“We will be proud to have Tiffany sit alongside our iconic brands and look forward to ensuring that Tiffany continues to thrive for centuries to come,” Mr Arnault said.
Known for its signature robin’s-egg blue packaging, Tiffany rebuffed LVMH’s initial advance made just five weeks ago, arguing it significantly undervalued the company.
The deal values each Tiffany share at $135 in cash and is higher than the initial offer of $120 a share – which valued the business at $14.5bn.
Roger Farah, chairman of Tiffany, said the board had concluded this deal “provides an exciting path forward with a group that appreciates and will invest in Tiffany’s unique assets and strong human capital”.
The brand is associated with diamond rings but it has lost its appeal in recent years, according to Fiona Cincotta, market analyst at City Index,
She told the BBC’s Today programme that there had been a “changing of the times”.
“It’s not quite keeping up with millennials so it just needs a re-boost and a re-brand,” she said.
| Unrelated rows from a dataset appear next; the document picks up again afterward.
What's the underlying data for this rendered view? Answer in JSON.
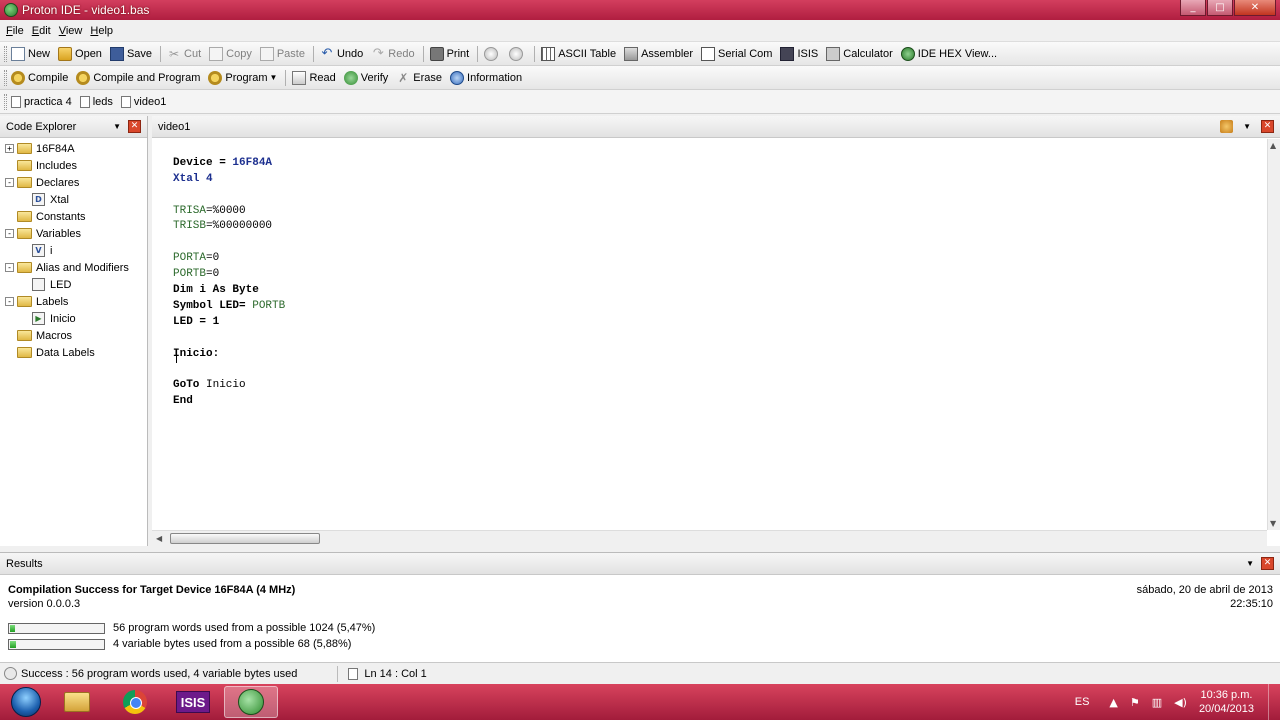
{
  "window": {
    "title": "Proton IDE - video1.bas",
    "min": "_",
    "max": "□",
    "close": "✕"
  },
  "menu": [
    "File",
    "Edit",
    "View",
    "Help"
  ],
  "toolbar1": {
    "new": "New",
    "open": "Open",
    "save": "Save",
    "cut": "Cut",
    "copy": "Copy",
    "paste": "Paste",
    "undo": "Undo",
    "redo": "Redo",
    "print": "Print",
    "ascii": "ASCII Table",
    "assembler": "Assembler",
    "serial": "Serial Com",
    "isis": "ISIS",
    "calculator": "Calculator",
    "hexview": "IDE HEX View..."
  },
  "toolbar2": {
    "compile": "Compile",
    "compile_program": "Compile and Program",
    "program": "Program",
    "read": "Read",
    "verify": "Verify",
    "erase": "Erase",
    "information": "Information"
  },
  "doc_tabs": [
    "practica 4",
    "leds",
    "video1"
  ],
  "explorer": {
    "title": "Code Explorer",
    "tree": [
      {
        "label": "16F84A",
        "expander": "+"
      },
      {
        "label": "Includes",
        "expander": ""
      },
      {
        "label": "Declares",
        "expander": "-"
      },
      {
        "label": "Xtal",
        "child": true,
        "icon": "D"
      },
      {
        "label": "Constants",
        "expander": ""
      },
      {
        "label": "Variables",
        "expander": "-"
      },
      {
        "label": "i",
        "child": true,
        "icon": "V"
      },
      {
        "label": "Alias and Modifiers",
        "expander": "-"
      },
      {
        "label": "LED",
        "child": true,
        "icon": ""
      },
      {
        "label": "Labels",
        "expander": "-"
      },
      {
        "label": "Inicio",
        "child": true,
        "icon": "▶"
      },
      {
        "label": "Macros",
        "expander": ""
      },
      {
        "label": "Data Labels",
        "expander": ""
      }
    ]
  },
  "editor": {
    "tab": "video1",
    "lines": {
      "l1a": "Device = ",
      "l1b": "16F84A",
      "l2a": "Xtal ",
      "l2b": "4",
      "l4a": "TRISA",
      "l4b": "=%0000",
      "l5a": "TRISB",
      "l5b": "=%00000000",
      "l7a": "PORTA",
      "l7b": "=0",
      "l8a": "PORTB",
      "l8b": "=0",
      "l9": "Dim i As Byte",
      "l10a": "Symbol LED= ",
      "l10b": "PORTB",
      "l11": "LED = 1",
      "l13": "Inicio:",
      "l15a": "GoTo",
      "l15b": " Inicio",
      "l16": "End"
    }
  },
  "results": {
    "title": "Results",
    "message": "Compilation Success for Target Device 16F84A (4 MHz)",
    "version": "version 0.0.0.3",
    "date": "sábado, 20 de abril de 2013",
    "time": "22:35:10",
    "words": {
      "text": "56 program words used from a possible 1024 (5,47%)",
      "fraction": 0.0547
    },
    "bytes": {
      "text": "4 variable bytes used from a possible 68 (5,88%)",
      "fraction": 0.0588
    }
  },
  "status": {
    "message": "Success : 56 program words used, 4 variable bytes used",
    "position": "Ln 14 : Col 1"
  },
  "taskbar": {
    "lang": "ES",
    "time": "10:36 p.m.",
    "date": "20/04/2013",
    "isis_label": "ISIS",
    "tray_up": "▲",
    "tray_flag": "⚑",
    "tray_net": "▥",
    "tray_vol": "◀)"
  }
}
LVMH has experience of revitalising businesses. She mentioned jeweller Bulgari, which when LVMH took it over in 2011 had operating margins of 8%. These have now widened 25% on double the sales.
“This something that LVMH appears to do very well… this is a real turnaround story,” she said.
Jewellery was one of the strongest performing areas of the luxury industry in 2018, according to consultancy Bain & Co, which forecast that comparable sales in the $20bn global market were expected to rise by 7% this year.
This has encouraged firms to expand in the sector. Luxury goods firm Kering has launched high-end jewellery lines for its fashion brand Gucci, while Switzerland’s Richemont – a sector leader with labels such as Cartier – recently bought Italy’s Buccellati.
As part of its push for a bigger share of the US market, LVMH has opened a factory in south Texas. The plant was officially inaugurated last month in a ceremony attended by Mr Arnault and US President Donald Trump and his daughter Ivanka.